- **WORK INSTRUCTION**
Within the following material, tally each line that contains the string "JSON". Give the tally only.

- **TASK DATA**
####

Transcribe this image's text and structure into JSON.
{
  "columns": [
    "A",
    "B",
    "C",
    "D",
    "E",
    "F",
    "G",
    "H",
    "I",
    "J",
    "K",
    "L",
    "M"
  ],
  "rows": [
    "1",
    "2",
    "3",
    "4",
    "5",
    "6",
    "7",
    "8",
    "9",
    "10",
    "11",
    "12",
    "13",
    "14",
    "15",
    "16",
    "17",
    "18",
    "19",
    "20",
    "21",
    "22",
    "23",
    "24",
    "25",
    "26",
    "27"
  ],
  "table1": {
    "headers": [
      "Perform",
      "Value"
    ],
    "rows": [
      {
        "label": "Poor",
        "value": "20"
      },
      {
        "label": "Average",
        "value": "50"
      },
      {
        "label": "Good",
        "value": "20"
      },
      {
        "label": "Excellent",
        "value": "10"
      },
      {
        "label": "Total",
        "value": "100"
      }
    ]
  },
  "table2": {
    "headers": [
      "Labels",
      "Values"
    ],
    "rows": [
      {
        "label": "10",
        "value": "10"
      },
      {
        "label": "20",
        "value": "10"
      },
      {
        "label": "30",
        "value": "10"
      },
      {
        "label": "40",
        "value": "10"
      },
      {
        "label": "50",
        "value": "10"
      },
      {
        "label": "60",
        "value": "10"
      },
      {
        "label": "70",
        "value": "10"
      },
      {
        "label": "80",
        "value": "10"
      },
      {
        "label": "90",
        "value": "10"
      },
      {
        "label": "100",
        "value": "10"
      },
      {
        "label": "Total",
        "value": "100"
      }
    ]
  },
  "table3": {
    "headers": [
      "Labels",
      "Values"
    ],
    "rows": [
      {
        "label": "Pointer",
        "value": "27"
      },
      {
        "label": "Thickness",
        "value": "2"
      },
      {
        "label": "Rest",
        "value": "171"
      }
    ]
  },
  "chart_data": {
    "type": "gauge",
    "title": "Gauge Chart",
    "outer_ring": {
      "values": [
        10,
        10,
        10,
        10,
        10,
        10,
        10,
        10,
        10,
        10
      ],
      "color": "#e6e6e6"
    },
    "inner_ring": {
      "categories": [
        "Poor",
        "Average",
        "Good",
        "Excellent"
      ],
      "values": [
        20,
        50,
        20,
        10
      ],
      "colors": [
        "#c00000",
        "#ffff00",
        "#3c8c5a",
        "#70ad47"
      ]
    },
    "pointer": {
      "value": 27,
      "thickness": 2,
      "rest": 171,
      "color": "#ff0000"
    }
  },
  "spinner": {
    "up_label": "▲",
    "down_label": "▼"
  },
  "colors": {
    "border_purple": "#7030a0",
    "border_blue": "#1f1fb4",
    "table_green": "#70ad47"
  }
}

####

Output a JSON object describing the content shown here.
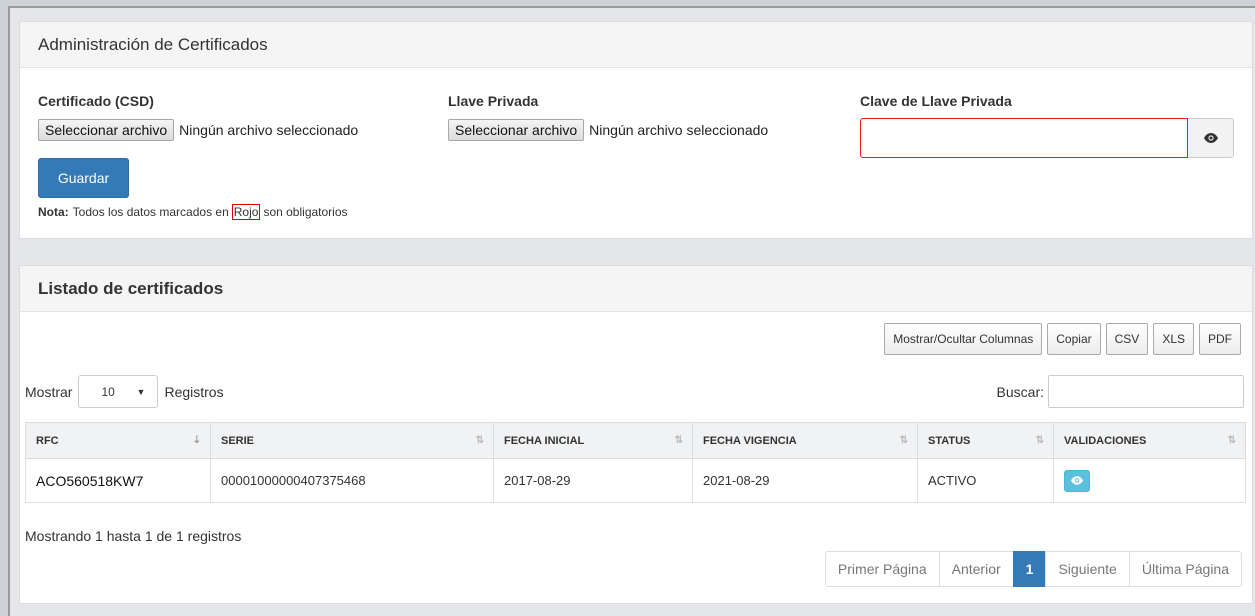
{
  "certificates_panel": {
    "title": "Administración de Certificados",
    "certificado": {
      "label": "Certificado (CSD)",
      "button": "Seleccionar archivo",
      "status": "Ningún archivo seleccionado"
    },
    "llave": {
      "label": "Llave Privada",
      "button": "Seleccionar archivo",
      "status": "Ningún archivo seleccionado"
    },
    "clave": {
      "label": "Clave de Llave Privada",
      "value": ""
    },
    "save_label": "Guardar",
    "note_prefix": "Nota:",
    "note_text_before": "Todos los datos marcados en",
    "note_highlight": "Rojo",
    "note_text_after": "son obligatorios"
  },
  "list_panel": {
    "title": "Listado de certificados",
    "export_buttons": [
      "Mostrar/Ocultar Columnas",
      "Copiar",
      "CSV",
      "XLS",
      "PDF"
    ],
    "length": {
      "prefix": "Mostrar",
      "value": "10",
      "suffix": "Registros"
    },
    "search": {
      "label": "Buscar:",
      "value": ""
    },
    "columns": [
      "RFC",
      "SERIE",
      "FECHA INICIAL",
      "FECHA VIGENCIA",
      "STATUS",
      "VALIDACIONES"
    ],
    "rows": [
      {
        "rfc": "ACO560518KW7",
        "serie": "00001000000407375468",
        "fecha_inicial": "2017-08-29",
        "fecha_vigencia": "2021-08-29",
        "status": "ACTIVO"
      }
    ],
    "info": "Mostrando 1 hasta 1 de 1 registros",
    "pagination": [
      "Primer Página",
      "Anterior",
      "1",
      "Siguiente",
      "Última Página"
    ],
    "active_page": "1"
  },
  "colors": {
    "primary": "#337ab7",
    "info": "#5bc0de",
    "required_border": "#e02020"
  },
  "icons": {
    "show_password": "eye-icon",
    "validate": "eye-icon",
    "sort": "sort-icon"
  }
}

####

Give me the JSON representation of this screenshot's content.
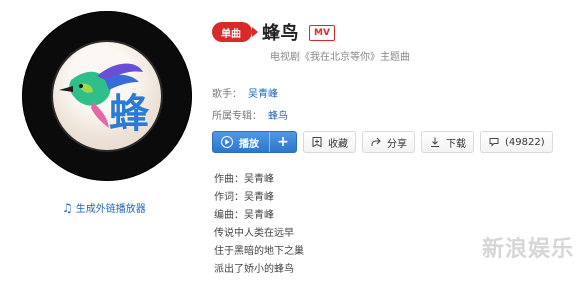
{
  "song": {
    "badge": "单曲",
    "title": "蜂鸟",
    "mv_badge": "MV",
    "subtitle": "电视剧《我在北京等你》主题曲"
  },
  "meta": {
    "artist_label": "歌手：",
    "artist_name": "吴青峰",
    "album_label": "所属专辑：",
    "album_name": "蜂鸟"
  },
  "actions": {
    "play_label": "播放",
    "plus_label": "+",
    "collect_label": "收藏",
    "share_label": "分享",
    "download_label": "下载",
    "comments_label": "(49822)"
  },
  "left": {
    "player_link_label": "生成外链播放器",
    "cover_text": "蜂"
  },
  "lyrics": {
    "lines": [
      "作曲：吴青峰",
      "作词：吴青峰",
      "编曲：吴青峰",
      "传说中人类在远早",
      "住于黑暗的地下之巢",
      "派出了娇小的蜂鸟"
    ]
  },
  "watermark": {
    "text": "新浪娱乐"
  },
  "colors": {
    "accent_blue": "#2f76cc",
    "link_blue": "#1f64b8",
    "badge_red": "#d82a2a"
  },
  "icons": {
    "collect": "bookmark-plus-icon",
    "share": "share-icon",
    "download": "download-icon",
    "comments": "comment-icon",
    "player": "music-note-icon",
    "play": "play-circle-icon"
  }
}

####

- **SOLUTION TO THIS EXERCISE**
3